It's still a mystery how Neanderthals perished, but researchers at Simon Fraser University in Canada have an evidence that suggest that Neanderthals didn't know how to make parka - type of clothes.
Eskimo family in parkas
The study of four researchers, Mark Collard, Lia Tarle, Dennis Sandgathe and Alexander Allan, was published in Journal of Anthropological Archaeology.
As scientists continue to explore why humans managed to survive to the modern age while other hominids did not, new evidence has emerged that suggests at least one of them: Neanderthals might have perished because they were not able to sufficiently warm themselves using animal fur.

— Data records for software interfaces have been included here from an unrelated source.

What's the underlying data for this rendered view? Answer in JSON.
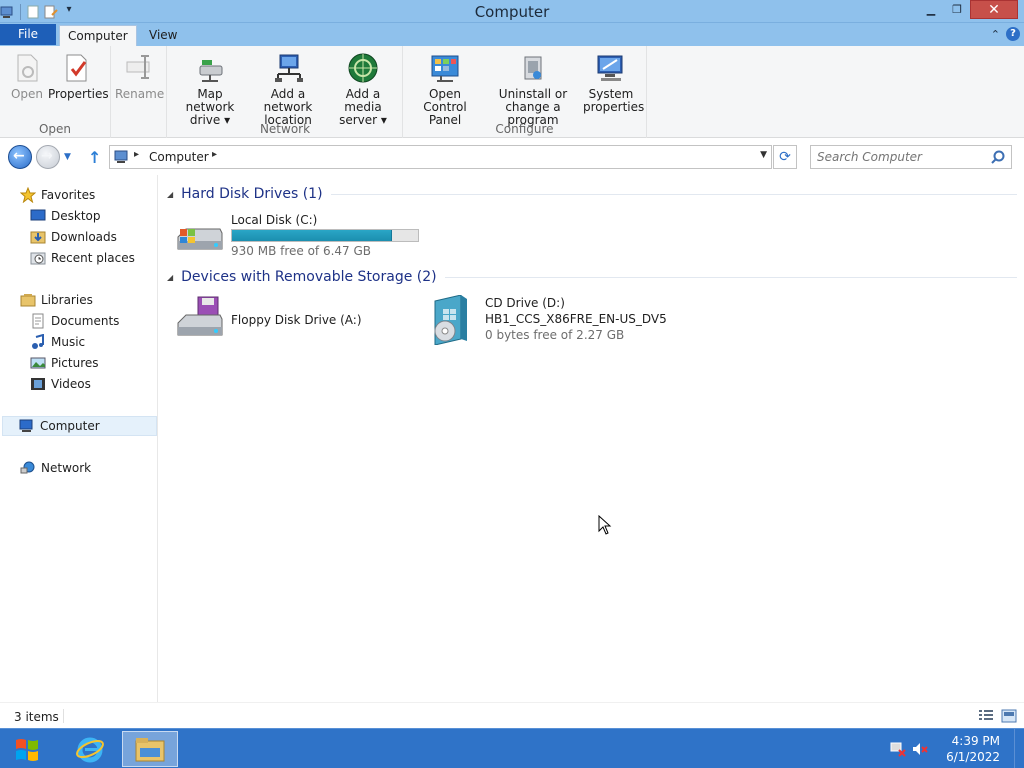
{
  "window": {
    "title": "Computer",
    "minimize": "▁",
    "maximize": "❐",
    "close": "✕"
  },
  "ribbon": {
    "tabs": {
      "file": "File",
      "computer": "Computer",
      "view": "View"
    },
    "groups": {
      "open": {
        "label": "Open",
        "open": "Open",
        "properties": "Properties",
        "rename": "Rename"
      },
      "network": {
        "label": "Network",
        "map_drive_line1": "Map network",
        "map_drive_line2": "drive ▾",
        "add_location_line1": "Add a network",
        "add_location_line2": "location",
        "media_server_line1": "Add a media",
        "media_server_line2": "server ▾"
      },
      "configure": {
        "label": "Configure",
        "control_panel_line1": "Open Control",
        "control_panel_line2": "Panel",
        "uninstall_line1": "Uninstall or",
        "uninstall_line2": "change a program",
        "system_line1": "System",
        "system_line2": "properties"
      }
    }
  },
  "address": {
    "crumb": "Computer",
    "search_placeholder": "Search Computer"
  },
  "nav": {
    "favorites": "Favorites",
    "desktop": "Desktop",
    "downloads": "Downloads",
    "recent": "Recent places",
    "libraries": "Libraries",
    "documents": "Documents",
    "music": "Music",
    "pictures": "Pictures",
    "videos": "Videos",
    "computer": "Computer",
    "network": "Network"
  },
  "content": {
    "hdd_group": "Hard Disk Drives (1)",
    "removable_group": "Devices with Removable Storage (2)",
    "local_disk": {
      "name": "Local Disk (C:)",
      "free": "930 MB free of 6.47 GB",
      "used_fraction": 0.86
    },
    "floppy": {
      "name": "Floppy Disk Drive (A:)"
    },
    "cd": {
      "name": "CD Drive (D:)",
      "label": "HB1_CCS_X86FRE_EN-US_DV5",
      "free": "0 bytes free of 2.27 GB"
    }
  },
  "status": {
    "count": "3 items"
  },
  "taskbar": {
    "time": "4:39 PM",
    "date": "6/1/2022"
  }
}
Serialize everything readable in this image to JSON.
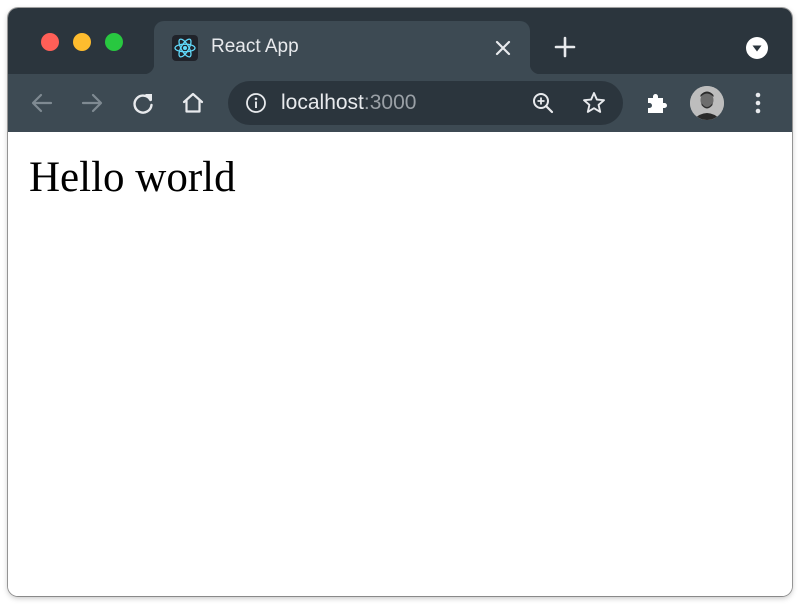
{
  "window": {
    "traffic_lights": {
      "close": "#ff5f57",
      "minimize": "#febc2e",
      "maximize": "#28c840"
    }
  },
  "tab": {
    "title": "React App",
    "favicon": "react-logo-icon",
    "close_icon": "close-icon"
  },
  "tabstrip": {
    "new_tab_icon": "plus-icon",
    "tab_search_icon": "chevron-down-circle-icon"
  },
  "toolbar": {
    "back_icon": "arrow-left-icon",
    "forward_icon": "arrow-right-icon",
    "reload_icon": "reload-icon",
    "home_icon": "home-icon",
    "extensions_icon": "puzzle-icon",
    "menu_icon": "vertical-dots-icon"
  },
  "omnibox": {
    "host": "localhost",
    "port": ":3000",
    "info_icon": "info-icon",
    "zoom_icon": "zoom-in-icon",
    "bookmark_icon": "star-icon"
  },
  "page": {
    "heading": "Hello world"
  },
  "colors": {
    "titlebar": "#2b353d",
    "toolbar": "#3d4a53",
    "omnibox": "#2b353d",
    "react_accent": "#61dafb"
  }
}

The study consisted of analyzing data describing campsites used by early humans and Neanderthals and then comparing the two to find similarities or differences. One major difference they noted was the lack of the type of animal remains around Neanderthal sites that would have suggested they were used to make warm clothes. In sharp contrast, the researchers found multiple examples of animals such as fox, rabbit, or mink—and particularly Wolverine—remains around 56 early human campfires, all of which could have been skinned to allow for use in creating a fur coat or parka. The finding of Wolverine remains was of particular note because it is the same animal that people living in the Arctic in modern times turn to keep warm because it works so well as a liner and fringe around the hood.

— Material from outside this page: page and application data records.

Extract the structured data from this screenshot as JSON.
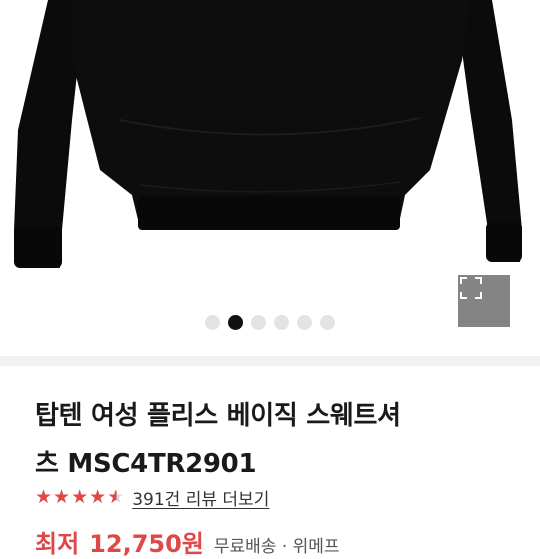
{
  "product": {
    "title": "탑텐 여성 플리스 베이직 스웨트셔츠 MSC4TR2901",
    "title_line1": "탑텐 여성 플리스 베이직 스웨트셔",
    "title_line2": "츠 MSC4TR2901",
    "rating": 4.5,
    "review_link": "391건 리뷰 더보기",
    "price_label": "최저",
    "price_value": "12,750원",
    "shipping": "무료배송 · 위메프"
  },
  "carousel": {
    "total": 6,
    "active_index": 1
  },
  "icons": {
    "zoom": "expand-icon",
    "star": "star-icon"
  },
  "colors": {
    "accent": "#e04848",
    "garment": "#0b0b0b"
  }
}
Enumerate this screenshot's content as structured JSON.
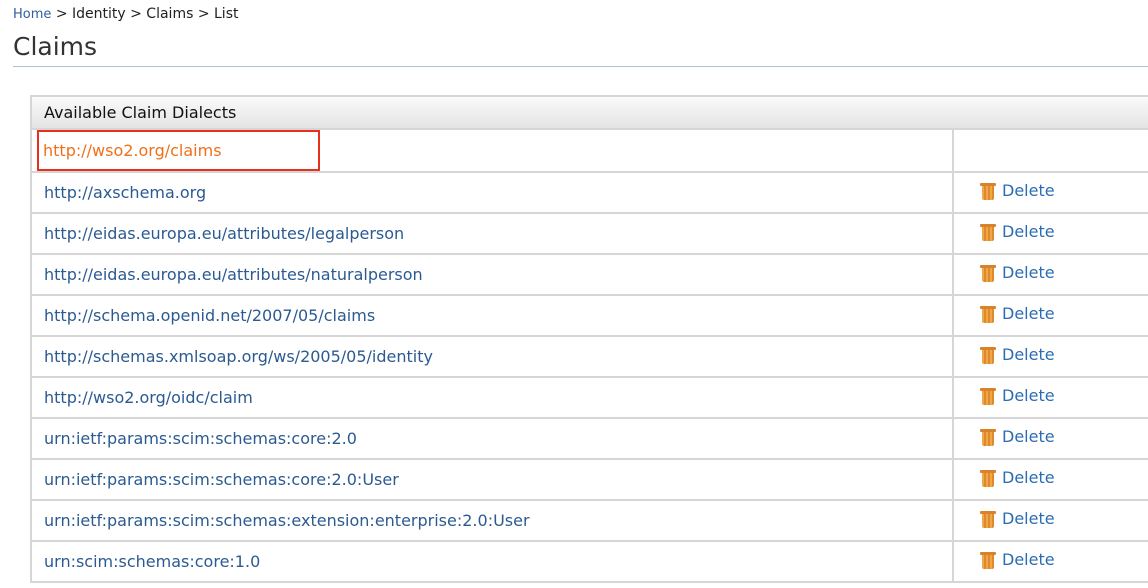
{
  "breadcrumb": {
    "home": "Home",
    "rest": " > Identity > Claims > List"
  },
  "page_title": "Claims",
  "table": {
    "header": "Available Claim Dialects",
    "delete_label": "Delete",
    "rows": [
      {
        "dialect": "http://wso2.org/claims",
        "deletable": false
      },
      {
        "dialect": "http://axschema.org",
        "deletable": true
      },
      {
        "dialect": "http://eidas.europa.eu/attributes/legalperson",
        "deletable": true
      },
      {
        "dialect": "http://eidas.europa.eu/attributes/naturalperson",
        "deletable": true
      },
      {
        "dialect": "http://schema.openid.net/2007/05/claims",
        "deletable": true
      },
      {
        "dialect": "http://schemas.xmlsoap.org/ws/2005/05/identity",
        "deletable": true
      },
      {
        "dialect": "http://wso2.org/oidc/claim",
        "deletable": true
      },
      {
        "dialect": "urn:ietf:params:scim:schemas:core:2.0",
        "deletable": true
      },
      {
        "dialect": "urn:ietf:params:scim:schemas:core:2.0:User",
        "deletable": true
      },
      {
        "dialect": "urn:ietf:params:scim:schemas:extension:enterprise:2.0:User",
        "deletable": true
      },
      {
        "dialect": "urn:scim:schemas:core:1.0",
        "deletable": true
      }
    ]
  }
}
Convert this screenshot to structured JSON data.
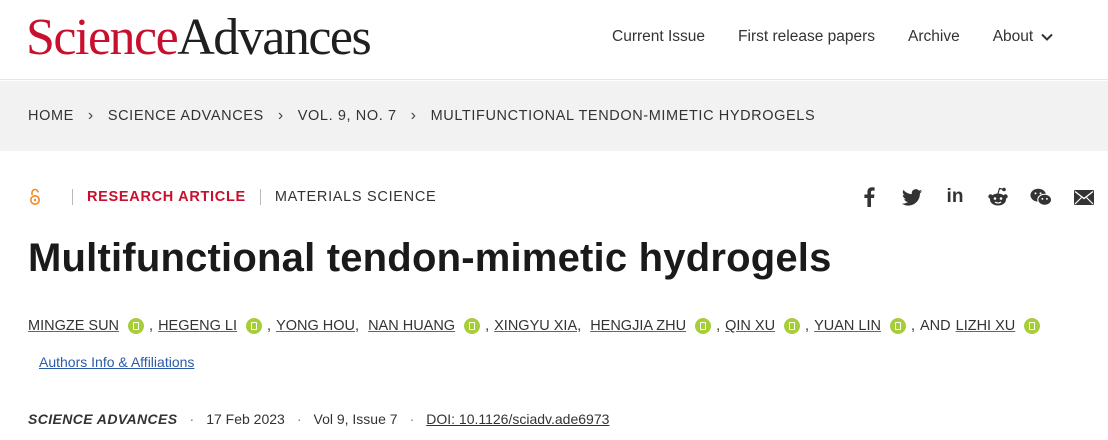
{
  "header": {
    "logo_science": "Science",
    "logo_advances": "Advances",
    "nav": [
      "Current Issue",
      "First release papers",
      "Archive",
      "About"
    ]
  },
  "breadcrumb": {
    "items": [
      "HOME",
      "SCIENCE ADVANCES",
      "VOL. 9, NO. 7",
      "MULTIFUNCTIONAL TENDON-MIMETIC HYDROGELS"
    ]
  },
  "article": {
    "type": "RESEARCH ARTICLE",
    "subject": "MATERIALS SCIENCE",
    "title": "Multifunctional tendon-mimetic hydrogels",
    "authors": [
      "MINGZE SUN",
      "HEGENG LI",
      "YONG HOU",
      "NAN HUANG",
      "XINGYU XIA",
      "HENGJIA ZHU",
      "QIN XU",
      "YUAN LIN",
      "LIZHI XU"
    ],
    "and_text": "AND",
    "affiliations_link": "Authors Info & Affiliations",
    "journal": "SCIENCE ADVANCES",
    "date": "17 Feb 2023",
    "volume": "Vol 9, Issue 7",
    "doi": "DOI: 10.1126/sciadv.ade6973"
  },
  "share_icons": [
    "facebook-icon",
    "twitter-icon",
    "linkedin-icon",
    "reddit-icon",
    "wechat-icon",
    "email-icon"
  ],
  "colors": {
    "brand_red": "#c8102e",
    "orcid_green": "#a6ce39",
    "link_blue": "#2b5aa8"
  }
}
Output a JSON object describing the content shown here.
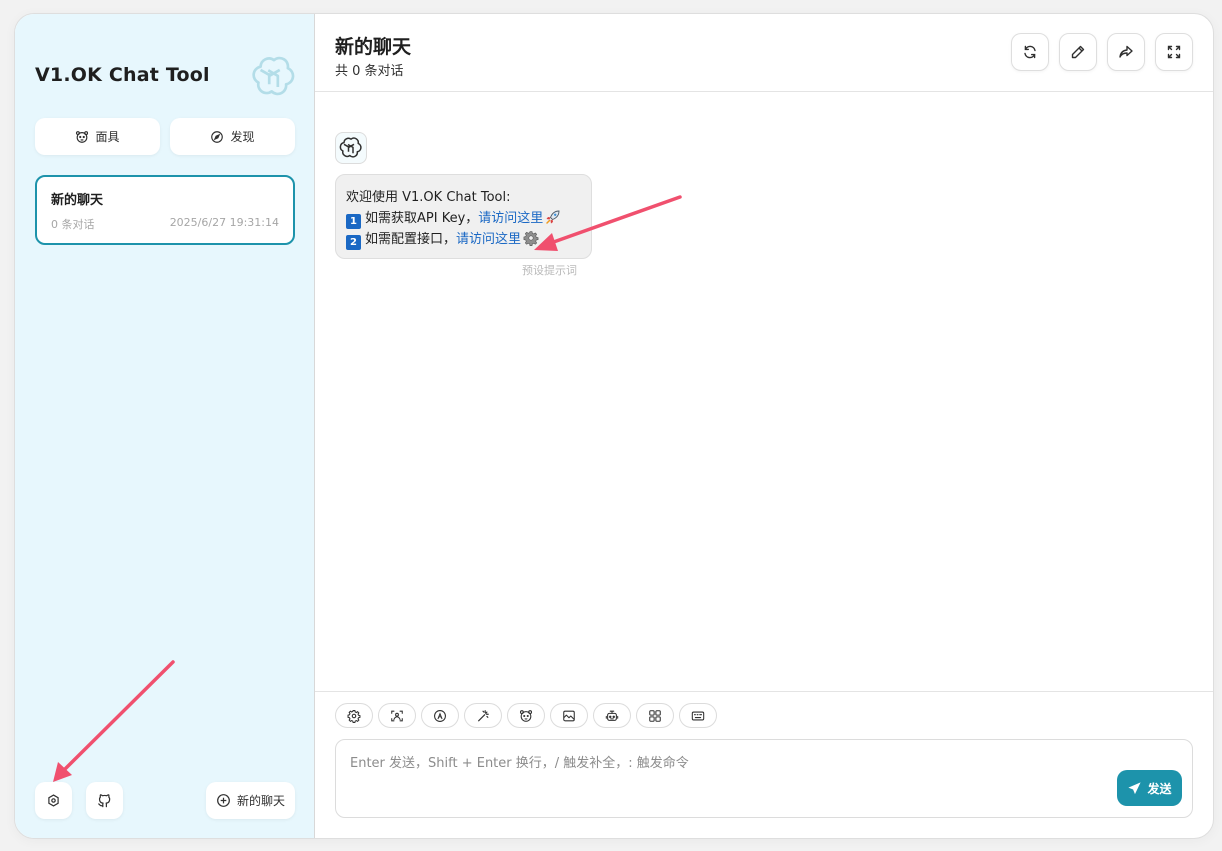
{
  "colors": {
    "accent": "#1d93ab",
    "sidebar_bg": "#e7f7fd",
    "link": "#1a68c4",
    "arrow": "#f0506e"
  },
  "sidebar": {
    "brand": "V1.OK Chat Tool",
    "logo_icon": "openai-logo-icon",
    "buttons": [
      {
        "label": "面具",
        "icon": "mask-icon"
      },
      {
        "label": "发现",
        "icon": "compass-icon"
      }
    ],
    "chats": [
      {
        "title": "新的聊天",
        "count": "0 条对话",
        "time": "2025/6/27 19:31:14"
      }
    ],
    "bottom": {
      "settings_icon": "settings-icon",
      "github_icon": "github-icon",
      "new_chat_label": "新的聊天"
    }
  },
  "header": {
    "title": "新的聊天",
    "subtitle": "共 0 条对话",
    "actions": [
      "refresh-icon",
      "edit-icon",
      "share-icon",
      "fullscreen-icon"
    ]
  },
  "messages": [
    {
      "role": "assistant",
      "intro": "欢迎使用 V1.OK Chat Tool:",
      "lines": [
        {
          "num": "1",
          "text": "如需获取API Key，",
          "link": "请访问这里",
          "emoji": "rocket-icon"
        },
        {
          "num": "2",
          "text": "如需配置接口，",
          "link": "请访问这里",
          "emoji": "gear-icon"
        }
      ],
      "tag": "预设提示词"
    }
  ],
  "input": {
    "placeholder": "Enter 发送，Shift + Enter 换行，/ 触发补全，: 触发命令",
    "send_label": "发送",
    "tools": [
      "chat-settings-icon",
      "theme-icon",
      "prompt-icon",
      "magic-wand-icon",
      "mask-icon",
      "image-icon",
      "robot-icon",
      "plugin-icon",
      "shortcut-keyboard-icon"
    ]
  }
}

The researchers also note that other evidence of humans crafting warm clothes has been found as well, such as bone needles for sewing and other tools that could be used to scrape pelts. Also, a set of figurines wearing parka-like coats and dating back approximately 24,000 years was found in Siberia. No such evidence of Neanderthals wearing crafted clothes has ever been found.

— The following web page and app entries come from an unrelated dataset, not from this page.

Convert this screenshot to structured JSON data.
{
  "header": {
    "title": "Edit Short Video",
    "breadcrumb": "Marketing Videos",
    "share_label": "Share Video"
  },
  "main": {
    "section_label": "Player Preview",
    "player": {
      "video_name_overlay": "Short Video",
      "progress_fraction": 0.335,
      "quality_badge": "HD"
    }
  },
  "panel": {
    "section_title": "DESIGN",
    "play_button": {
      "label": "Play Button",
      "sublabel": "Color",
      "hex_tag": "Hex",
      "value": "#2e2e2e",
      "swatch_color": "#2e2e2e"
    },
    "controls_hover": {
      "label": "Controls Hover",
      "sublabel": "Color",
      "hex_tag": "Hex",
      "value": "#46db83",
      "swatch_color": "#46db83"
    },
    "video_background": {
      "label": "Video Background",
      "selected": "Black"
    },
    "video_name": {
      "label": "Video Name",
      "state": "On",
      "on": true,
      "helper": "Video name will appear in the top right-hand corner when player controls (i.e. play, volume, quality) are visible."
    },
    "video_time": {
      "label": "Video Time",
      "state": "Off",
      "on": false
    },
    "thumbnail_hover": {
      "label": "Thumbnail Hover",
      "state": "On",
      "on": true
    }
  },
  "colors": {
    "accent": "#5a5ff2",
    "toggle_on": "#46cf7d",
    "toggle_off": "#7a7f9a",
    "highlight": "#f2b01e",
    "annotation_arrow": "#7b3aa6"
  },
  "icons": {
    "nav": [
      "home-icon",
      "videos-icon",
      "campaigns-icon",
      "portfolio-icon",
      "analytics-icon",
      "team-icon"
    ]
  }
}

As to why the Neanderthals would not have crafted clothes to survive the cold, the researchers suggest they may have lacked the intelligence or simply because their cultural traditions were standing in the way.
source - http://phys.org/